After a poor first season, "Parks and Recreation" rebounded with a very strong sophomore outing and was one of last year's best comedies. Could it get even better?

After a poor first season, "Parks and Recreation" rebounded with a very strong sophomore outing and was one of last year's best comedies. Could it get even better?

Well, after an unjust midseason return, I'm happy to report that the third season's first few episodes are just as good as the best stuff from Season 2, if not better.

Last season ended with state auditors Ben (Adam Scott) and Chris (Rob Lowe) closing the parks office because of budget cuts, and this season picks up when the office has reopened a couple of months later.

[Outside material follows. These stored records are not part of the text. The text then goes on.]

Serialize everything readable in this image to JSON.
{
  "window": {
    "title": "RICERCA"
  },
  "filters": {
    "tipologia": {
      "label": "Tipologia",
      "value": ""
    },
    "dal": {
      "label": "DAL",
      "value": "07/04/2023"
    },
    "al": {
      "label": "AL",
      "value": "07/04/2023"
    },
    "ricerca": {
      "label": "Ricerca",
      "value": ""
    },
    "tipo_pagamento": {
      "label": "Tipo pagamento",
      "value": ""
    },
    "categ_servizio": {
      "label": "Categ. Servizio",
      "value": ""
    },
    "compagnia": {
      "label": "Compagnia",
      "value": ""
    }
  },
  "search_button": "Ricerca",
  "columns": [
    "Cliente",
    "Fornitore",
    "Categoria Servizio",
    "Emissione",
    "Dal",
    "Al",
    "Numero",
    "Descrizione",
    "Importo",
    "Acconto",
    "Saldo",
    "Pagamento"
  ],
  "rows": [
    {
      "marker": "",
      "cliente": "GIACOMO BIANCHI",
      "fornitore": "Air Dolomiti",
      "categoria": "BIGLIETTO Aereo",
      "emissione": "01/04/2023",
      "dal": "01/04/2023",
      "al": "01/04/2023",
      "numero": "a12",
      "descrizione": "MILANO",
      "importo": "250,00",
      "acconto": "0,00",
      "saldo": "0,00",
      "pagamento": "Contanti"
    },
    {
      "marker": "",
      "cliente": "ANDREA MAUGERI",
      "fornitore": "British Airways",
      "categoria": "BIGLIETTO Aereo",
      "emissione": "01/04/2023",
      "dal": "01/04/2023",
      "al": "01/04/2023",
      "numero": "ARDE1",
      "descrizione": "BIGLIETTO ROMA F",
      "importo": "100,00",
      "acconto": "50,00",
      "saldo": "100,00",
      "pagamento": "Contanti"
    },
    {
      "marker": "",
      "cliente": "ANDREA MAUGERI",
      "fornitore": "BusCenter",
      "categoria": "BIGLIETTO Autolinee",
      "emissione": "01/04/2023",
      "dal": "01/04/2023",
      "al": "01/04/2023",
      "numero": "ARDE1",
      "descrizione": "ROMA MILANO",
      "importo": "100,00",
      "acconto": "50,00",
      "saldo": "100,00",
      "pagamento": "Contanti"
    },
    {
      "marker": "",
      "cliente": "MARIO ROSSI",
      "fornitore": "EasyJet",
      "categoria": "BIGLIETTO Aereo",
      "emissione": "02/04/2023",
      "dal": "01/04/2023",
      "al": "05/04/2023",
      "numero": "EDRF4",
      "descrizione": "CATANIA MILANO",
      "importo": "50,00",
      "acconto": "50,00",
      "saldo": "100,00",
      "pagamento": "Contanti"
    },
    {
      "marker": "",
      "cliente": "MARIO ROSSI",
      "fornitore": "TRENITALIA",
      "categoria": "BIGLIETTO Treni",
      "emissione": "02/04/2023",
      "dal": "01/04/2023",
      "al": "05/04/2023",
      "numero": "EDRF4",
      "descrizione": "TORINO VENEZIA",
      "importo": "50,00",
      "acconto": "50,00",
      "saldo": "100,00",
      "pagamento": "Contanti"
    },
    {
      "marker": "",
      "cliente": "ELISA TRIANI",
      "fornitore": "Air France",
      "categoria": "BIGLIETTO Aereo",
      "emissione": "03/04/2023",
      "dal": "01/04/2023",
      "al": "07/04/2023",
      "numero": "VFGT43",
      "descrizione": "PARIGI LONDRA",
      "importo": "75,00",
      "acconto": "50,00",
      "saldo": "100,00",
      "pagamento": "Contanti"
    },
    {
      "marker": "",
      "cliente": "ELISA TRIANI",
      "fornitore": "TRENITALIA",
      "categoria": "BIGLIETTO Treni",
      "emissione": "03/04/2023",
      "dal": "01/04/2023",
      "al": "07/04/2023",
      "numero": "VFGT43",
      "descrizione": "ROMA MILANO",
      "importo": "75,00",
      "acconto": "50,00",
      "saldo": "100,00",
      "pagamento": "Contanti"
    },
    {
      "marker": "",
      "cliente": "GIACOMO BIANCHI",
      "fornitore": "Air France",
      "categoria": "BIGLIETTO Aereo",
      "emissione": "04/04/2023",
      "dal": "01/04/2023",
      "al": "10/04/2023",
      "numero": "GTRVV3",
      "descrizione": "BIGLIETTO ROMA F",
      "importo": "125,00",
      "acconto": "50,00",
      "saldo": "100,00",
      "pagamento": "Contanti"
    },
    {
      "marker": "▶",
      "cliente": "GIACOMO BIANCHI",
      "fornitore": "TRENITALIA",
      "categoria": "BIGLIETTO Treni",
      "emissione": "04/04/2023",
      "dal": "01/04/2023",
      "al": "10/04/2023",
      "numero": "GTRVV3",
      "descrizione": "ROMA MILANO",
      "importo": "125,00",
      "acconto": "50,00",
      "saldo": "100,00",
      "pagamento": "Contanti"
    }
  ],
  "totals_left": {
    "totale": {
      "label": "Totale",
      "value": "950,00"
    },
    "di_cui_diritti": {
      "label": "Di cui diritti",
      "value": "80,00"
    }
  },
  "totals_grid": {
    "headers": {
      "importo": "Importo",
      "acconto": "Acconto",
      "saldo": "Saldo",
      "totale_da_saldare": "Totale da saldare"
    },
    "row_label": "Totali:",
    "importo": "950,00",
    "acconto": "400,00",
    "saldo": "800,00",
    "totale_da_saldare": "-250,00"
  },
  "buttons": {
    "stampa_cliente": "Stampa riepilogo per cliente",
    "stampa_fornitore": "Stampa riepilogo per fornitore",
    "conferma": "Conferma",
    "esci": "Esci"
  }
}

In an amusing sequence, Leslie (Amy Poehler) gleefully rounds up her crew, and they head back to work kind of. Because of a funding shortage, they'll be acting merely as paper-pushers. And running a two-team basketball league for kids.

The league offers some particularly great laughs as the series' two best characters - Chris Pratt's Andy and Nick Offerman's Ron Swanson - serve as coaches. Ron takes a full-on Bob Knight approach, while Andy is completely disorganized.

But by far the most surprising aspect is reoccurring guest stars Scott and Lowe. If you enjoyed these characters last season, you'll love them here. Lowe probably isn't for everyone, but I find him utterly hilarious as the "most positive person ever," and Scott's straight man plays nicely off him and the rest of the cast.

Later episodes are just as hysterical as the first, with Ron and Andy teaming up again, the parks office getting attacked by the flu, and the return of Ron and Tammy - this time with (spoiler alert) cornrows.